Data items:
——————————
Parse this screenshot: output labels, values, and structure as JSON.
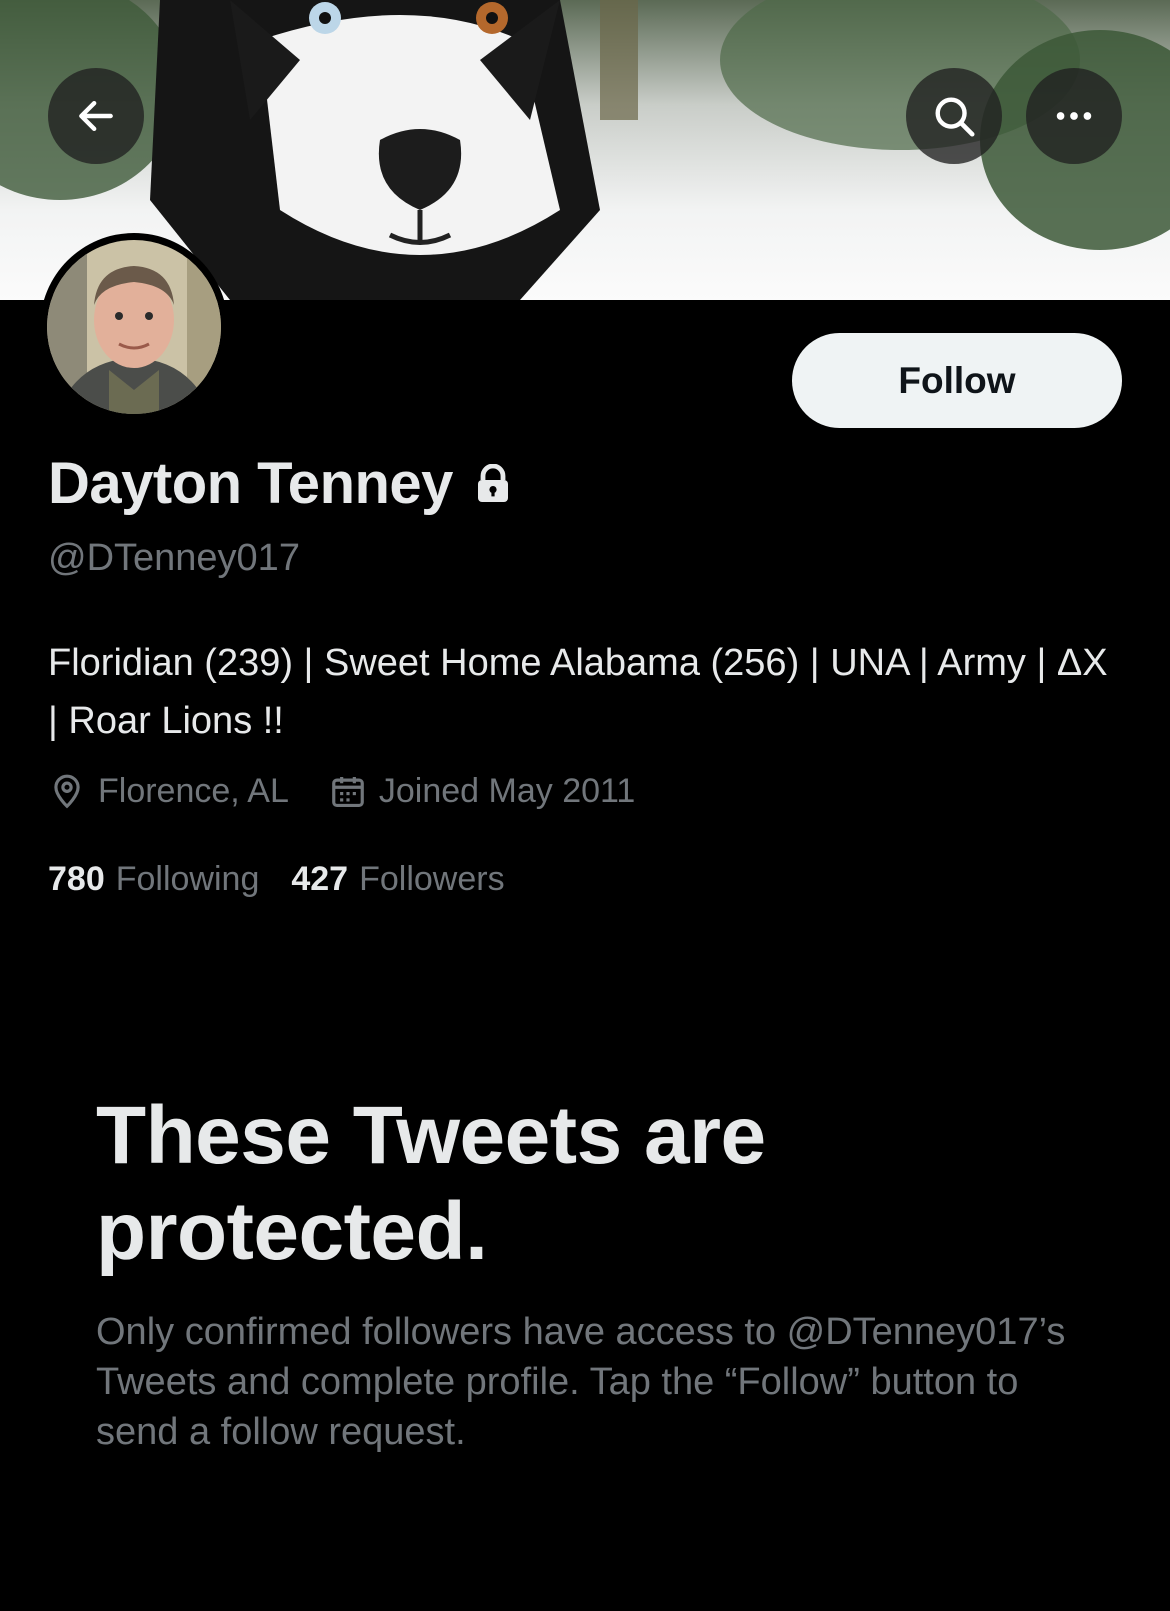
{
  "header": {
    "back_icon": "arrow-left-icon",
    "search_icon": "search-icon",
    "more_icon": "more-horizontal-icon"
  },
  "profile": {
    "display_name": "Dayton Tenney",
    "protected_icon": "lock-icon",
    "handle": "@DTenney017",
    "bio": "Floridian (239) | Sweet Home Alabama (256) | UNA | Army | ΔX | Roar Lions !!",
    "location": "Florence, AL",
    "location_icon": "location-pin-icon",
    "joined": "Joined May 2011",
    "joined_icon": "calendar-icon",
    "following_count": "780",
    "following_label": "Following",
    "followers_count": "427",
    "followers_label": "Followers",
    "follow_label": "Follow"
  },
  "protected_notice": {
    "title": "These Tweets are protected.",
    "body": "Only confirmed followers have access to @DTenney017’s Tweets and complete profile. Tap the “Follow” button to send a follow request."
  },
  "colors": {
    "background": "#000000",
    "primary_text": "#e7e9ea",
    "secondary_text": "#71767b",
    "follow_button_bg": "#eff3f4",
    "follow_button_text": "#0f1419"
  }
}
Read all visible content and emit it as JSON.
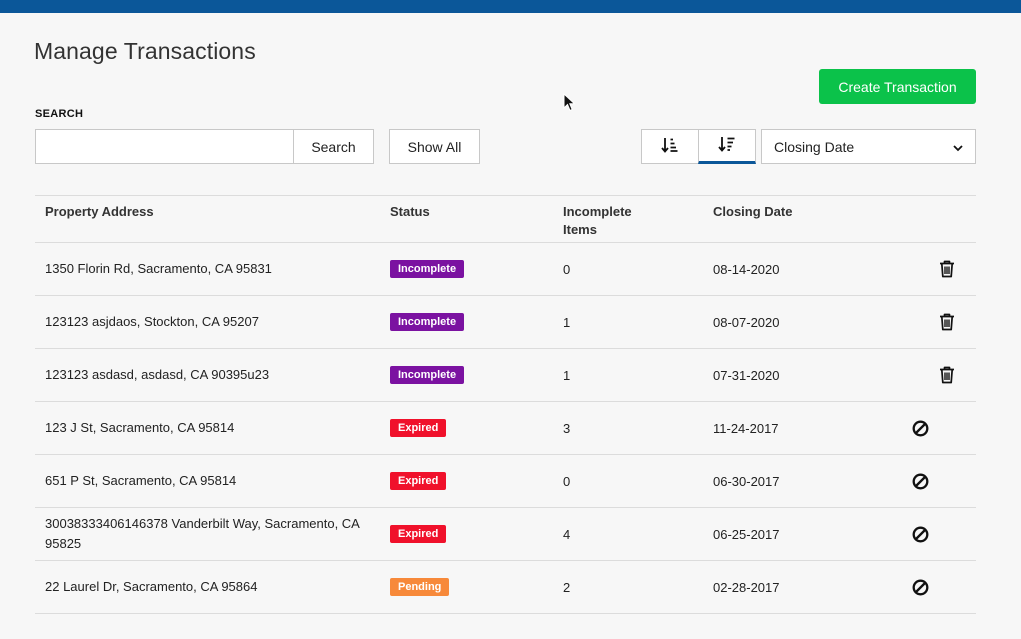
{
  "header": {
    "title": "Manage Transactions",
    "create_label": "Create Transaction"
  },
  "search": {
    "label": "SEARCH",
    "value": "",
    "placeholder": "",
    "button_label": "Search",
    "show_all_label": "Show All"
  },
  "sort": {
    "selected": "Closing Date",
    "active_direction": "descending"
  },
  "table": {
    "columns": [
      "Property Address",
      "Status",
      "Incomplete Items",
      "Closing Date"
    ],
    "rows": [
      {
        "address": "1350 Florin Rd, Sacramento, CA 95831",
        "status": "Incomplete",
        "items": "0",
        "date": "08-14-2020",
        "action": "trash-icon"
      },
      {
        "address": "123123 asjdaos, Stockton, CA 95207",
        "status": "Incomplete",
        "items": "1",
        "date": "08-07-2020",
        "action": "trash-icon"
      },
      {
        "address": "123123 asdasd, asdasd, CA 90395u23",
        "status": "Incomplete",
        "items": "1",
        "date": "07-31-2020",
        "action": "trash-icon"
      },
      {
        "address": "123 J St, Sacramento, CA 95814",
        "status": "Expired",
        "items": "3",
        "date": "11-24-2017",
        "action": "block-icon"
      },
      {
        "address": "651 P St, Sacramento, CA 95814",
        "status": "Expired",
        "items": "0",
        "date": "06-30-2017",
        "action": "block-icon"
      },
      {
        "address": "30038333406146378 Vanderbilt Way, Sacramento, CA 95825",
        "status": "Expired",
        "items": "4",
        "date": "06-25-2017",
        "action": "block-icon"
      },
      {
        "address": "22 Laurel Dr, Sacramento, CA 95864",
        "status": "Pending",
        "items": "2",
        "date": "02-28-2017",
        "action": "block-icon"
      }
    ]
  },
  "status_colors": {
    "Incomplete": "#7b12a1",
    "Expired": "#f0112b",
    "Pending": "#f7893a"
  },
  "colors": {
    "topbar": "#0b5799",
    "primary_button": "#0bc24a"
  }
}
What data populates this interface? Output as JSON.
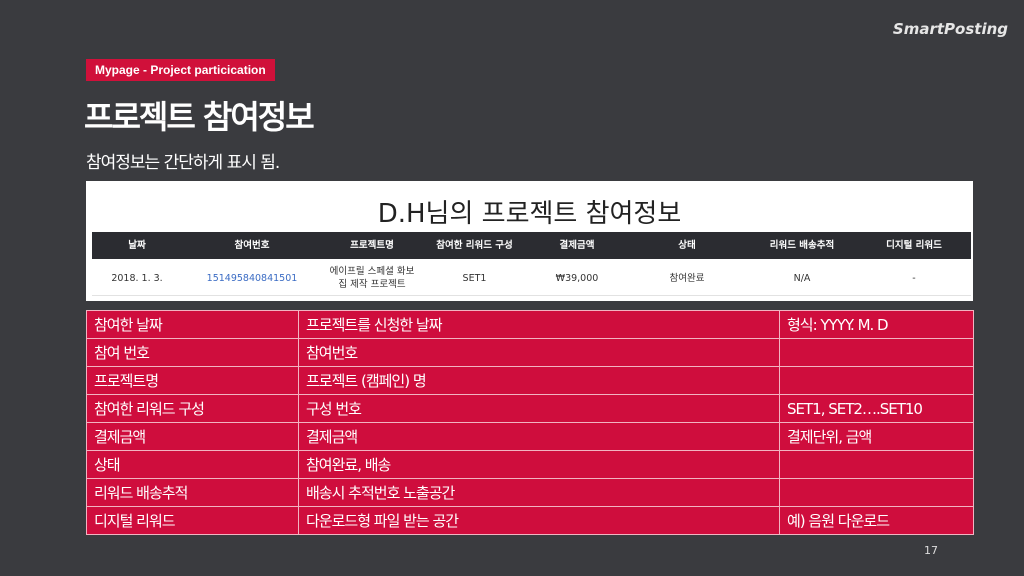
{
  "brand": "SmartPosting",
  "badge": "Mypage - Project particication",
  "title": "프로젝트 참여정보",
  "subtitle": "참여정보는 간단하게 표시 됨.",
  "screenshot": {
    "title": "D.H님의 프로젝트 참여정보",
    "headers": [
      "날짜",
      "참여번호",
      "프로젝트명",
      "참여한 리워드 구성",
      "결제금액",
      "상태",
      "리워드 배송추적",
      "디지털 리워드"
    ],
    "row": [
      "2018. 1. 3.",
      "151495840841501",
      "에이프릴 스페셜 화보집 제작 프로젝트",
      "SET1",
      "₩39,000",
      "참여완료",
      "N/A",
      "-"
    ]
  },
  "fields": [
    {
      "name": "참여한 날짜",
      "desc": "프로젝트를 신청한 날짜",
      "note": "형식: YYYY. M. D"
    },
    {
      "name": "참여 번호",
      "desc": "참여번호",
      "note": ""
    },
    {
      "name": "프로젝트명",
      "desc": "프로젝트 (캠페인) 명",
      "note": ""
    },
    {
      "name": "참여한 리워드 구성",
      "desc": "구성 번호",
      "note": "SET1, SET2….SET10"
    },
    {
      "name": "결제금액",
      "desc": "결제금액",
      "note": "결제단위, 금액"
    },
    {
      "name": "상태",
      "desc": "참여완료, 배송",
      "note": ""
    },
    {
      "name": "리워드 배송추적",
      "desc": "배송시 추적번호 노출공간",
      "note": ""
    },
    {
      "name": "디지털 리워드",
      "desc": "다운로드형 파일 받는 공간",
      "note": "예) 음원 다운로드"
    }
  ],
  "page_number": "17"
}
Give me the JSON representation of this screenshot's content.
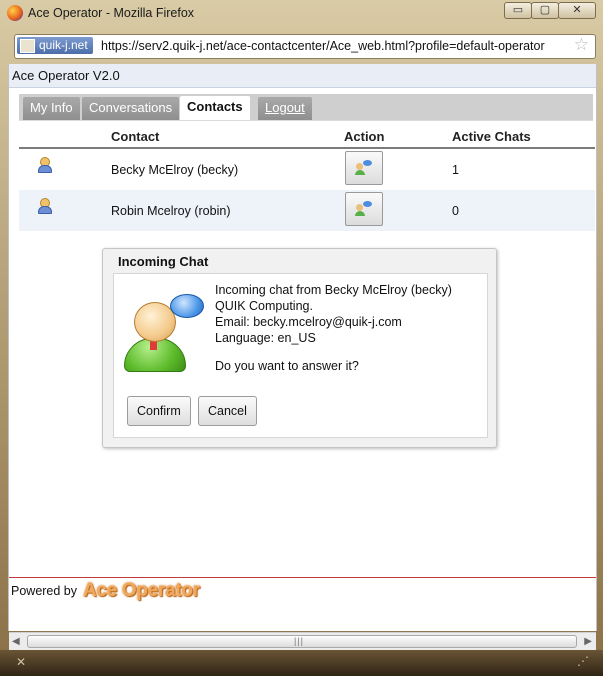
{
  "window": {
    "title": "Ace Operator - Mozilla Firefox",
    "controls": {
      "minimize": "▭",
      "maximize": "▢",
      "close": "✕"
    }
  },
  "urlbar": {
    "site_badge": "quik-j.net",
    "url": "https://serv2.quik-j.net/ace-contactcenter/Ace_web.html?profile=default-operator",
    "bookmark_icon": "star-icon"
  },
  "app": {
    "title": "Ace Operator V2.0"
  },
  "tabs": [
    {
      "label": "My Info"
    },
    {
      "label": "Conversations"
    },
    {
      "label": "Contacts"
    },
    {
      "label": "Logout"
    }
  ],
  "contacts_table": {
    "headers": {
      "contact": "Contact",
      "action": "Action",
      "active_chats": "Active Chats"
    },
    "rows": [
      {
        "contact": "Becky McElroy (becky)",
        "active_chats": "1"
      },
      {
        "contact": "Robin Mcelroy (robin)",
        "active_chats": "0"
      }
    ]
  },
  "dialog": {
    "title": "Incoming Chat",
    "lines": [
      "Incoming chat from Becky McElroy (becky)",
      "QUIK Computing.",
      "Email: becky.mcelroy@quik-j.com",
      "Language: en_US"
    ],
    "question": "Do you want to answer it?",
    "confirm_label": "Confirm",
    "cancel_label": "Cancel"
  },
  "footer": {
    "powered_by": "Powered by",
    "brand": "Ace Operator"
  },
  "scrollbar": {
    "left_arrow": "◀",
    "right_arrow": "▶",
    "grip": "|||"
  },
  "statusbar": {
    "close_glyph": "✕",
    "resize_glyph": "⋰"
  },
  "colors": {
    "accent_red": "#c23a3a",
    "header_blue": "#e8edf6",
    "brand_orange": "#f2a85a"
  }
}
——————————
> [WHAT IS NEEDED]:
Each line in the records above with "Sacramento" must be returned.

> [REPLY TO THE EXERCISE]:
        "address": "1350 Florin Rd, Sacramento, CA 95831",
        "address": "123 J St, Sacramento, CA 95814",
        "address": "651 P St, Sacramento, CA 95814",
        "address": "30038333406146378 Vanderbilt Way, Sacramento, CA 95825",
        "address": "22 Laurel Dr, Sacramento, CA 95864",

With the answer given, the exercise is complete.